** Opening Material provided block **
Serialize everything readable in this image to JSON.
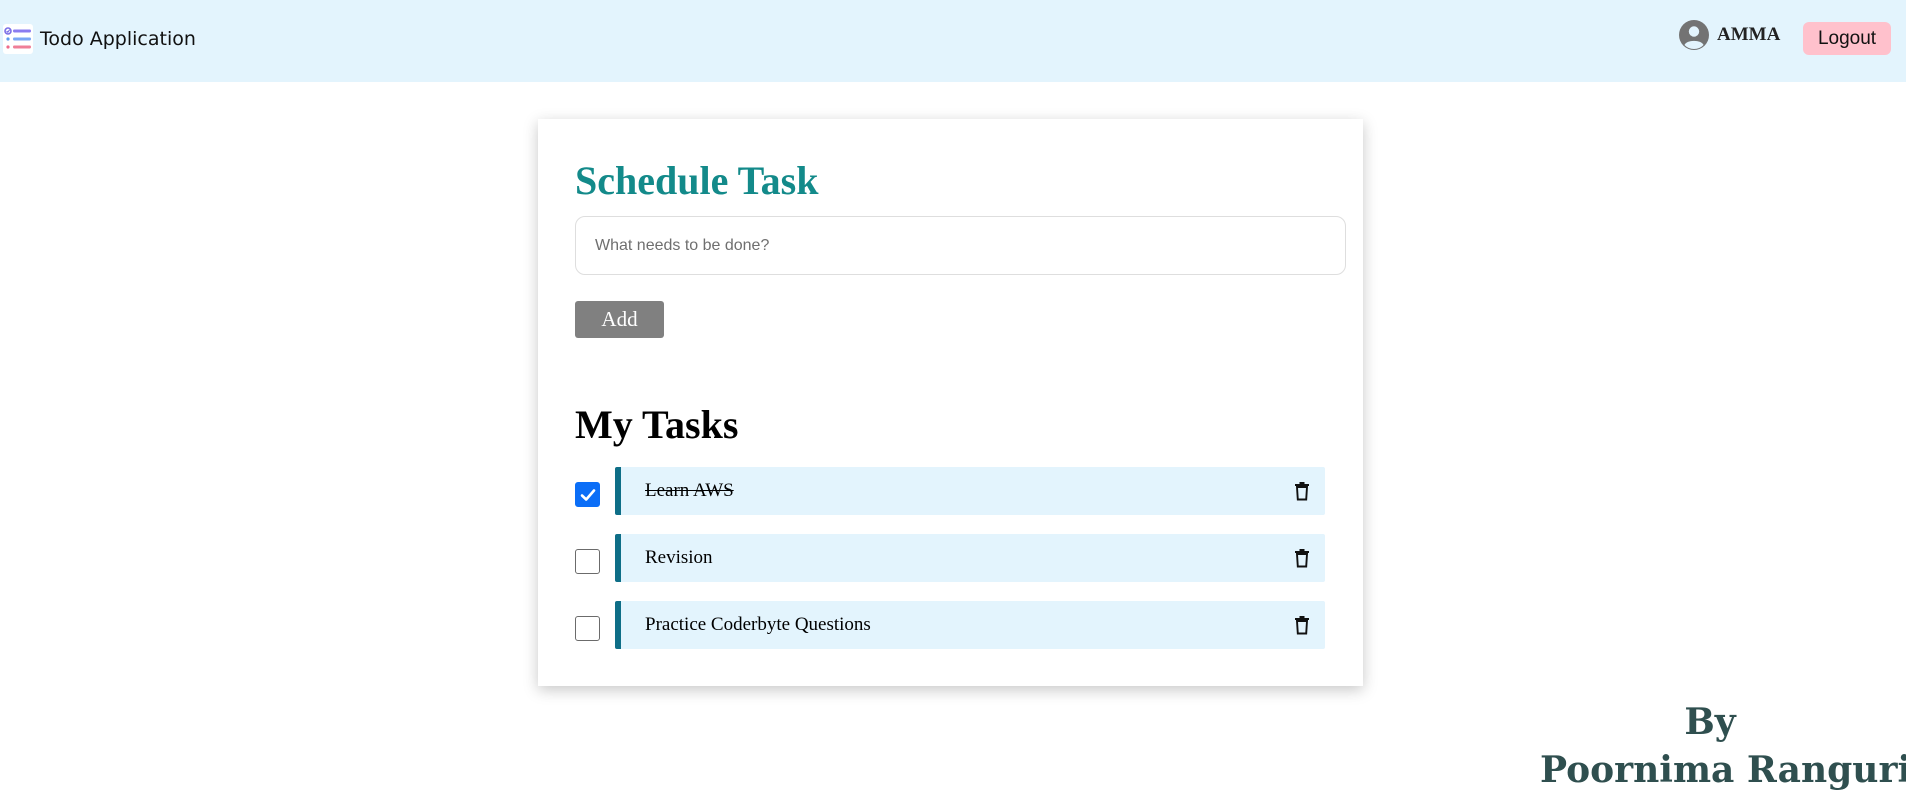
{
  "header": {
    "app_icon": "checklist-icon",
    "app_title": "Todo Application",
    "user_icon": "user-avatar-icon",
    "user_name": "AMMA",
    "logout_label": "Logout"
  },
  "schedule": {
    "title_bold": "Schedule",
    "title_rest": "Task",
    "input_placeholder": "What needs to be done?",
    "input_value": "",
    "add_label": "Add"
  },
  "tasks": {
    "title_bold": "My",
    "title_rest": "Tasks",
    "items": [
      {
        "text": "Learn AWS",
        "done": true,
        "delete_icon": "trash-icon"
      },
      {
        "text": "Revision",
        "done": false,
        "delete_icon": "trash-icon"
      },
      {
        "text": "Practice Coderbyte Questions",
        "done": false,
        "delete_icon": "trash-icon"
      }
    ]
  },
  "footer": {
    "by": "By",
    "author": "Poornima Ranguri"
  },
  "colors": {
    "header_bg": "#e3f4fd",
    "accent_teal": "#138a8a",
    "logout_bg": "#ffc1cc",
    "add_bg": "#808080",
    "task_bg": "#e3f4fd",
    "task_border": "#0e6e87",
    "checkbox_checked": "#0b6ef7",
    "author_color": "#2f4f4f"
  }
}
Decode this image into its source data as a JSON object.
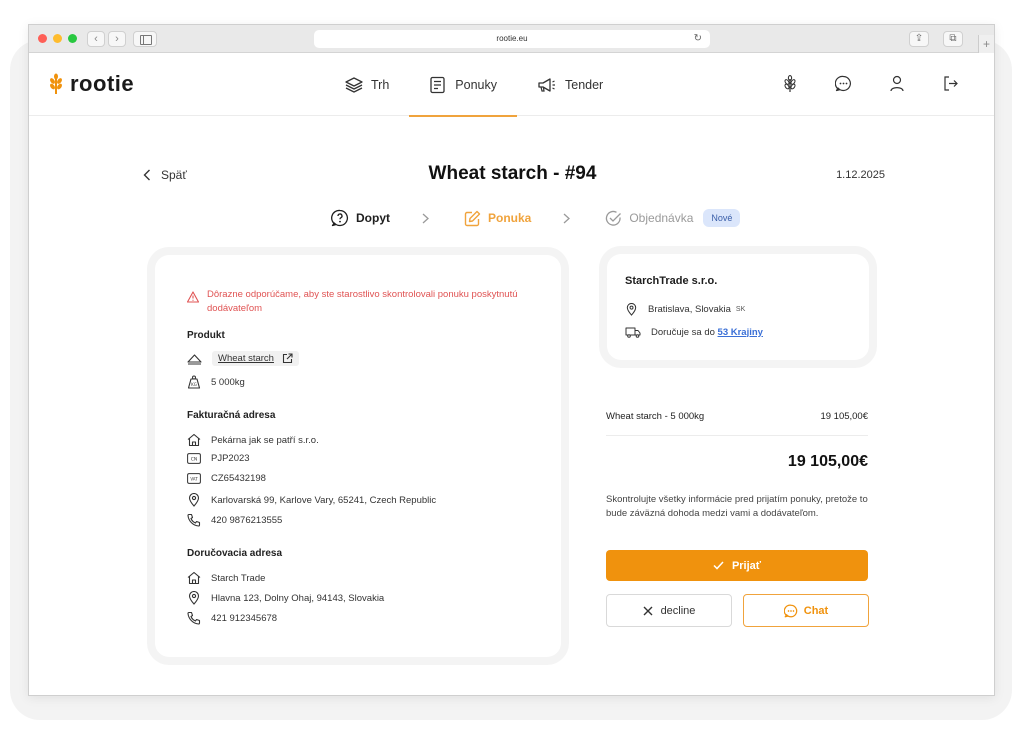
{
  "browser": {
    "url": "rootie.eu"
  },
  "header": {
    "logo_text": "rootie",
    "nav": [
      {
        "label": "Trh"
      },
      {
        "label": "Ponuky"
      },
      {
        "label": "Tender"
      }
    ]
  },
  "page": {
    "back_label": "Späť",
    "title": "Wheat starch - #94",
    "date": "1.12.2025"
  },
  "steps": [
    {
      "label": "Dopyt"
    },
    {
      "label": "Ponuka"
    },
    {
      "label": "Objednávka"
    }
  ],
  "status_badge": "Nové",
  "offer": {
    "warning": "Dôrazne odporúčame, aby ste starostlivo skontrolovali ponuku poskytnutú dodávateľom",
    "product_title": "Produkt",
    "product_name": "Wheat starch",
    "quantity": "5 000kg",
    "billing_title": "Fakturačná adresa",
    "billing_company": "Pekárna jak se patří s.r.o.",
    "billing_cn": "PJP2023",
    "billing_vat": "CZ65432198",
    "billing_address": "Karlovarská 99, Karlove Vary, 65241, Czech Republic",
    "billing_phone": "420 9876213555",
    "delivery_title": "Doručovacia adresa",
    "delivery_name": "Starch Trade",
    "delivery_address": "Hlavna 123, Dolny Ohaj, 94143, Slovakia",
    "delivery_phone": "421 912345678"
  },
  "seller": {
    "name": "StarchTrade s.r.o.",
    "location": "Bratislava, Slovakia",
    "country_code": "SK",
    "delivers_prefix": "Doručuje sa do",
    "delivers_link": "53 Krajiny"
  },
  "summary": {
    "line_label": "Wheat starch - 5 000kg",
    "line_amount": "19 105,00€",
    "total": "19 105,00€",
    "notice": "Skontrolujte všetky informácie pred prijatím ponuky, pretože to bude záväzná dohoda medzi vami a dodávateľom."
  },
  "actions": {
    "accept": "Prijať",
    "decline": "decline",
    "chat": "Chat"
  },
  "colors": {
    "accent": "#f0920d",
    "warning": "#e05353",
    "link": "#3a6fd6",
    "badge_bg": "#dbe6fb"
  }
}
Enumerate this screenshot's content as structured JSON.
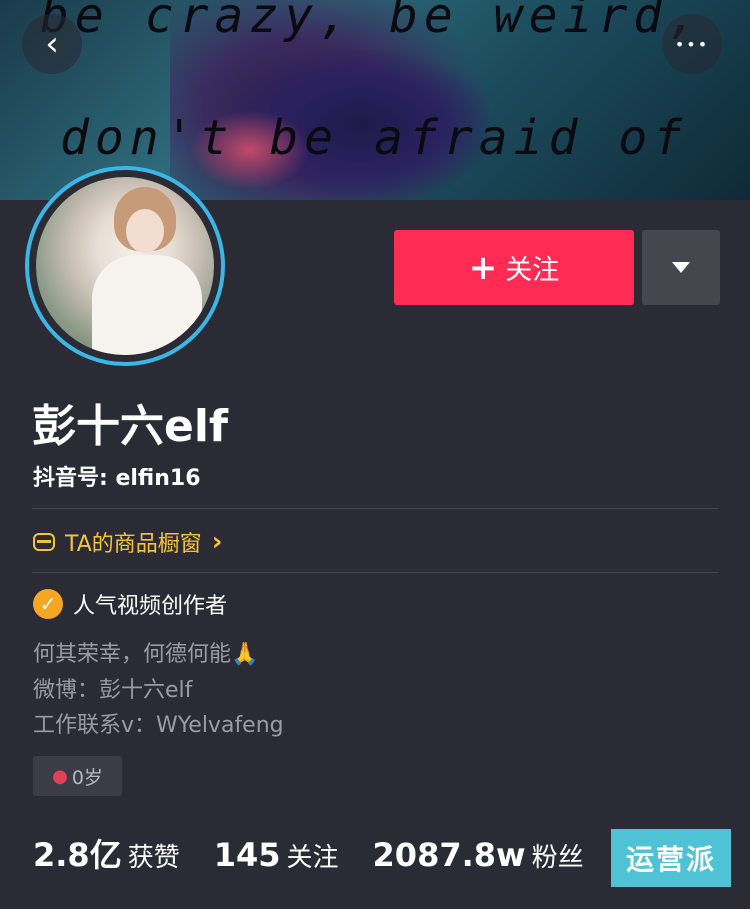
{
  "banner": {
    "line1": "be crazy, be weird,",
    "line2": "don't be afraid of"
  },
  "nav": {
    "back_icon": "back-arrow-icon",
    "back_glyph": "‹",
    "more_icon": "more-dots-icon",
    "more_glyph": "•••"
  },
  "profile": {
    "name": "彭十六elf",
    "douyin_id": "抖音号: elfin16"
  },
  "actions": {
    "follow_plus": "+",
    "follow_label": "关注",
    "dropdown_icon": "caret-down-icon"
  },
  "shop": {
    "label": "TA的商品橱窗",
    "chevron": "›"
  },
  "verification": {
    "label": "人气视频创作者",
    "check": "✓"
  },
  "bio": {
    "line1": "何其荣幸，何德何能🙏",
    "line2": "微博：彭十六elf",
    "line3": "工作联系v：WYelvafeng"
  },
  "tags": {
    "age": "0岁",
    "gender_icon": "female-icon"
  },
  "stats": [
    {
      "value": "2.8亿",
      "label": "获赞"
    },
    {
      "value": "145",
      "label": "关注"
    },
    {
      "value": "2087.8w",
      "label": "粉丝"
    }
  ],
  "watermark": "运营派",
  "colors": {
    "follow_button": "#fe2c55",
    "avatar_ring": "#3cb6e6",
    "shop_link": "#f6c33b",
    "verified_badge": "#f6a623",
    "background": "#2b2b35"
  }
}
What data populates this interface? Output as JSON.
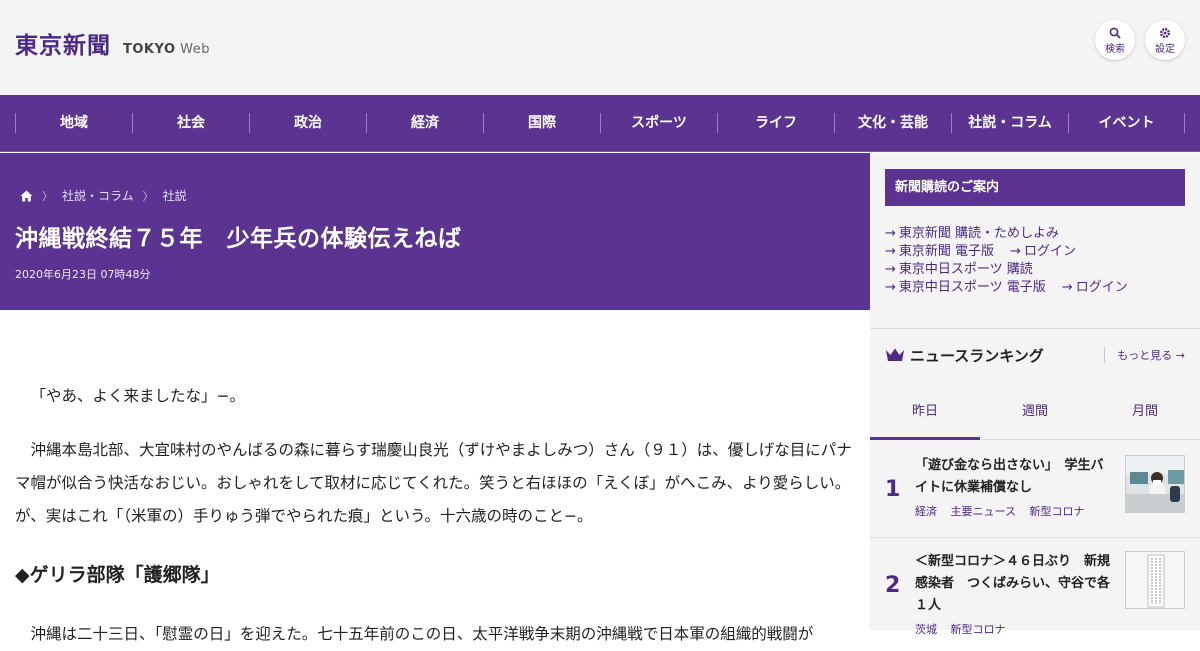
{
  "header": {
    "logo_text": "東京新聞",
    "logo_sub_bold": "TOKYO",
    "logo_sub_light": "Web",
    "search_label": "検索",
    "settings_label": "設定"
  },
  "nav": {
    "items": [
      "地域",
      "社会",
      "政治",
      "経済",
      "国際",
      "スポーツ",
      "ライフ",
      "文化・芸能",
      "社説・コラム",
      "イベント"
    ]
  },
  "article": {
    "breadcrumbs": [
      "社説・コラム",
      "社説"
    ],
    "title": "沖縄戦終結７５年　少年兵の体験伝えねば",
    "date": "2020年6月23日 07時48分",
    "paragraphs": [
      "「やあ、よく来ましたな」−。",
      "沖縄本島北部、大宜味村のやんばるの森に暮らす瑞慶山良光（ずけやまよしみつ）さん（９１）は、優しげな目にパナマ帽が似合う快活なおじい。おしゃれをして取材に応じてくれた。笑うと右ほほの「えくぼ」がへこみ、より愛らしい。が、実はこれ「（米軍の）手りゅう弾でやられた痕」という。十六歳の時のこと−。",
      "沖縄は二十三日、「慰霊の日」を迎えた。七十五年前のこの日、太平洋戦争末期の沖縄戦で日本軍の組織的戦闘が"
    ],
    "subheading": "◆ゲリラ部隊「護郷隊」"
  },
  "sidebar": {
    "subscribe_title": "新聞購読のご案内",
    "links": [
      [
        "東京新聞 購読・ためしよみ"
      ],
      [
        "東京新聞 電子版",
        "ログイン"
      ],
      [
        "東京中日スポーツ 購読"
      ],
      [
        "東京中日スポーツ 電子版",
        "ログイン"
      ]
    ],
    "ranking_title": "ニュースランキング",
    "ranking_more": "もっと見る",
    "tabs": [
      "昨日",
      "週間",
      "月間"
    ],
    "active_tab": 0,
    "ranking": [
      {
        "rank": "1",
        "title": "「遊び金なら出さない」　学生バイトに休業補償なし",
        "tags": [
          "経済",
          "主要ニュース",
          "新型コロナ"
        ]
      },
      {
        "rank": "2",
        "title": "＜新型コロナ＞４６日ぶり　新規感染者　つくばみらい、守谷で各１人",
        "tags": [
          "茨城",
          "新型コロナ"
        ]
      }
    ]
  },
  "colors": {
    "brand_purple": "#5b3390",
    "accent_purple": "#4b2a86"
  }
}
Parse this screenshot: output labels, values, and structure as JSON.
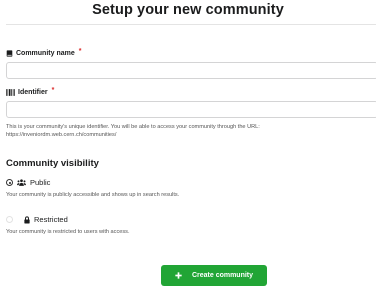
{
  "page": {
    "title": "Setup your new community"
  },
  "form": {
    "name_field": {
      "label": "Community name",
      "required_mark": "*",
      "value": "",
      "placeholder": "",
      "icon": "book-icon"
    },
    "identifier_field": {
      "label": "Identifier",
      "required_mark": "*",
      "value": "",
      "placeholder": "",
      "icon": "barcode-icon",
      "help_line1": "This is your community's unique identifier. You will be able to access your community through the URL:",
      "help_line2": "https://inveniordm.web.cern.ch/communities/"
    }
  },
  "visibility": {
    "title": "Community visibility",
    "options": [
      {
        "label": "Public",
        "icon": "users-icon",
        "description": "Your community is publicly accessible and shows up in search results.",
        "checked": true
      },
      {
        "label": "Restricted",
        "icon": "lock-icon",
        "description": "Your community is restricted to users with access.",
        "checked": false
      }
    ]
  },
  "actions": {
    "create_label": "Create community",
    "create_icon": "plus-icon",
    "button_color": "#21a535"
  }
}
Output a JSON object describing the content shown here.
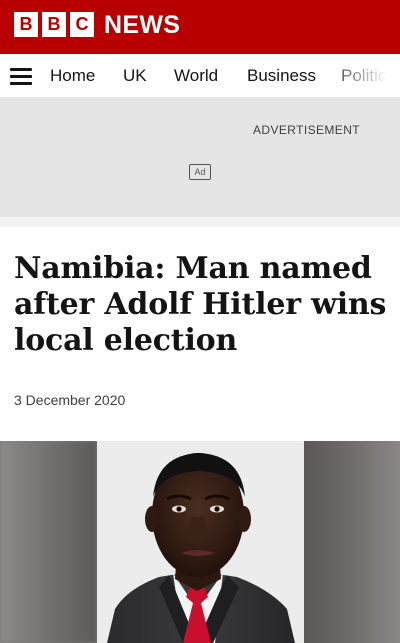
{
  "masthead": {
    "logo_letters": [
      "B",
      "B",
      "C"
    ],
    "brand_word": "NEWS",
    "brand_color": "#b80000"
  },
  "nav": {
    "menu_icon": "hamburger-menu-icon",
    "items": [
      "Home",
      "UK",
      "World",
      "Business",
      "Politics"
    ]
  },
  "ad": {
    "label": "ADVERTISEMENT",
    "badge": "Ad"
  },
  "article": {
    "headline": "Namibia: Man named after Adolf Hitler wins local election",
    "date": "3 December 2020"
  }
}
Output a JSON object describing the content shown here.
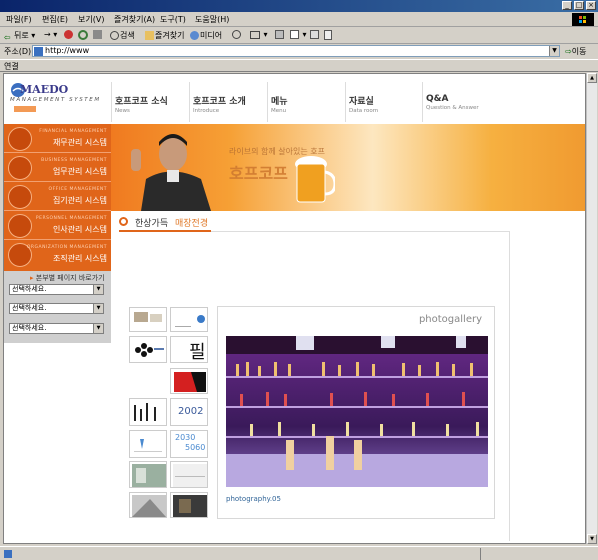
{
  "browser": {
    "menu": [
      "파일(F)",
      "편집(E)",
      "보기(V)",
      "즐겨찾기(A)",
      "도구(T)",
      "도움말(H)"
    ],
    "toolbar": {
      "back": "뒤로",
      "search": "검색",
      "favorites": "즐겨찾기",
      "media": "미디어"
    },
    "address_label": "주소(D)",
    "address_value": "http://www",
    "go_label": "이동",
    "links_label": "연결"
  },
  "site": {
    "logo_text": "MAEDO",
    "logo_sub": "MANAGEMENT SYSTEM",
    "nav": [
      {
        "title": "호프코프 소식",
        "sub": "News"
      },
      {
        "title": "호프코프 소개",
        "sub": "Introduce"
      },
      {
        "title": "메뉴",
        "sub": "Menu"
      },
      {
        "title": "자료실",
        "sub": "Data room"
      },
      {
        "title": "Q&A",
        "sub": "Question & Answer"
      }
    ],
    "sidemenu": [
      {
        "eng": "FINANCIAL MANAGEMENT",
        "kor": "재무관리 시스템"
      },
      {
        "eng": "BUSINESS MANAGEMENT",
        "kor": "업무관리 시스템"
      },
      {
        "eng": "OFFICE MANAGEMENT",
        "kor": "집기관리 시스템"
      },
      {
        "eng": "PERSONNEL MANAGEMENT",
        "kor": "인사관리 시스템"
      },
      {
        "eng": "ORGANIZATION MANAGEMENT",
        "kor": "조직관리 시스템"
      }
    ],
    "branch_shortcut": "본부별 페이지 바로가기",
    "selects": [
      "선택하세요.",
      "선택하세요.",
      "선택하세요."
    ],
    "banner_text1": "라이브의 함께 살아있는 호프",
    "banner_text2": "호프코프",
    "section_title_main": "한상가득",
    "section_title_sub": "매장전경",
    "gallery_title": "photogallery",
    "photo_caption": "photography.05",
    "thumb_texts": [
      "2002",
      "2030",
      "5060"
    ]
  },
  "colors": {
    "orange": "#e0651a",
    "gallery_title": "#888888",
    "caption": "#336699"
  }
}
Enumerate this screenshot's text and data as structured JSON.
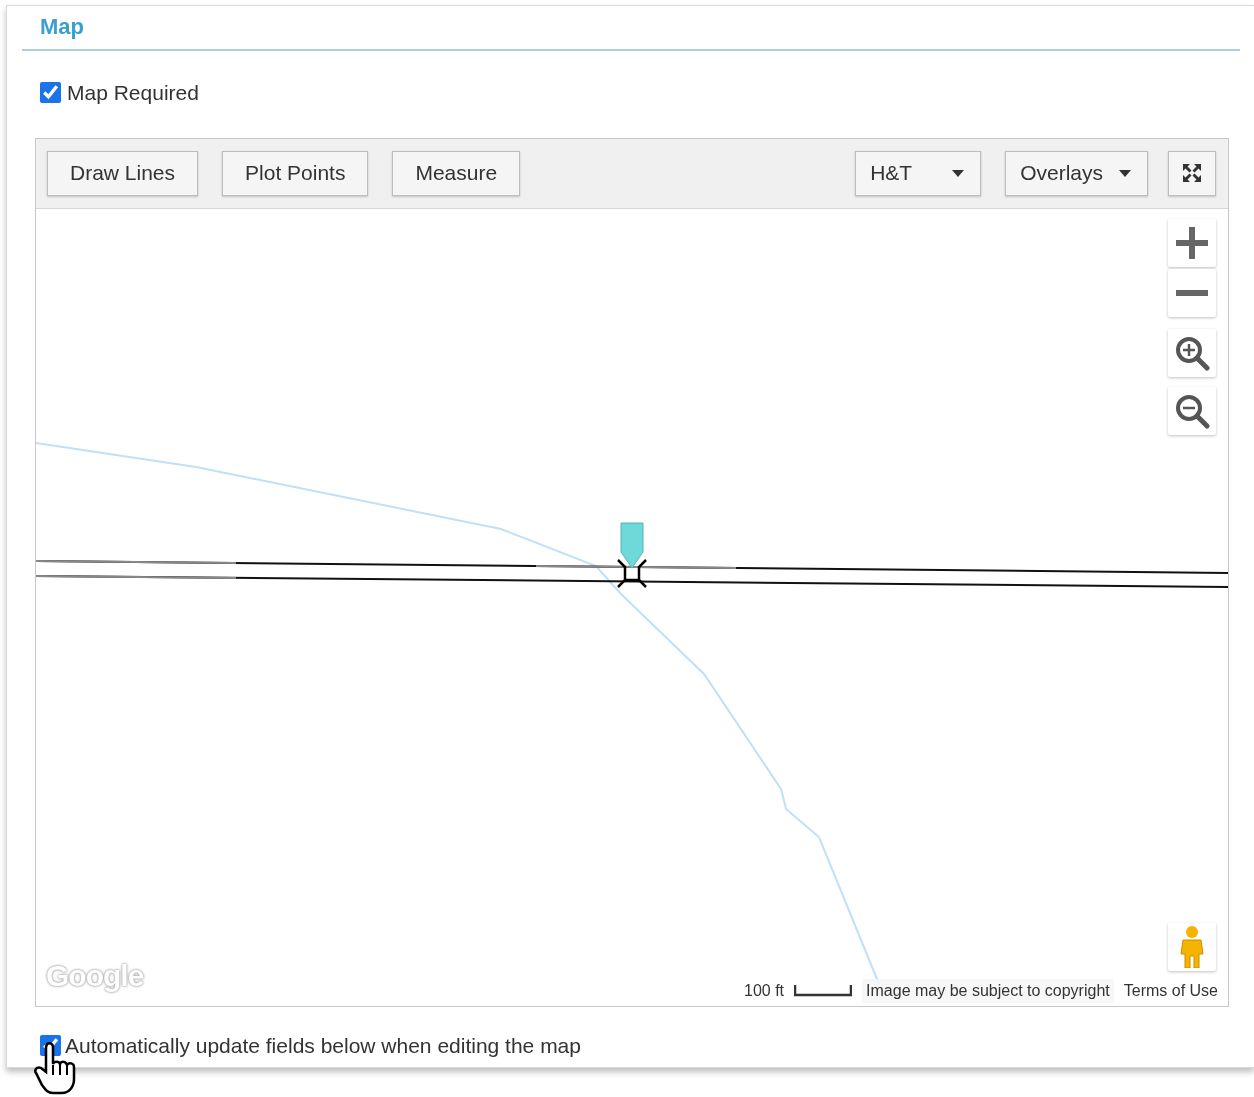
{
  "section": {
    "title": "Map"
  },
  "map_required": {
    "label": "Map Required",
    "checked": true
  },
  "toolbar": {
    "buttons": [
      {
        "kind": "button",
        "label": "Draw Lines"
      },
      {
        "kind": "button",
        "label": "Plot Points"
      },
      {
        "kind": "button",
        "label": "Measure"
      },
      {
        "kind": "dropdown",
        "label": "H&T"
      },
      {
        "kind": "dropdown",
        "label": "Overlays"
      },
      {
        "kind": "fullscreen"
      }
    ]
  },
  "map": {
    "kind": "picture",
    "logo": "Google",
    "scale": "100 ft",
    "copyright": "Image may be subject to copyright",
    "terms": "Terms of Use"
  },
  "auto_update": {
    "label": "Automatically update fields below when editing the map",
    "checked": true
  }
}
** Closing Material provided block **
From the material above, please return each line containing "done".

Solution to the exercise
    "input_placeholder": "What needs to be done?",
        "done": true,
        "done": false,
        "done": false,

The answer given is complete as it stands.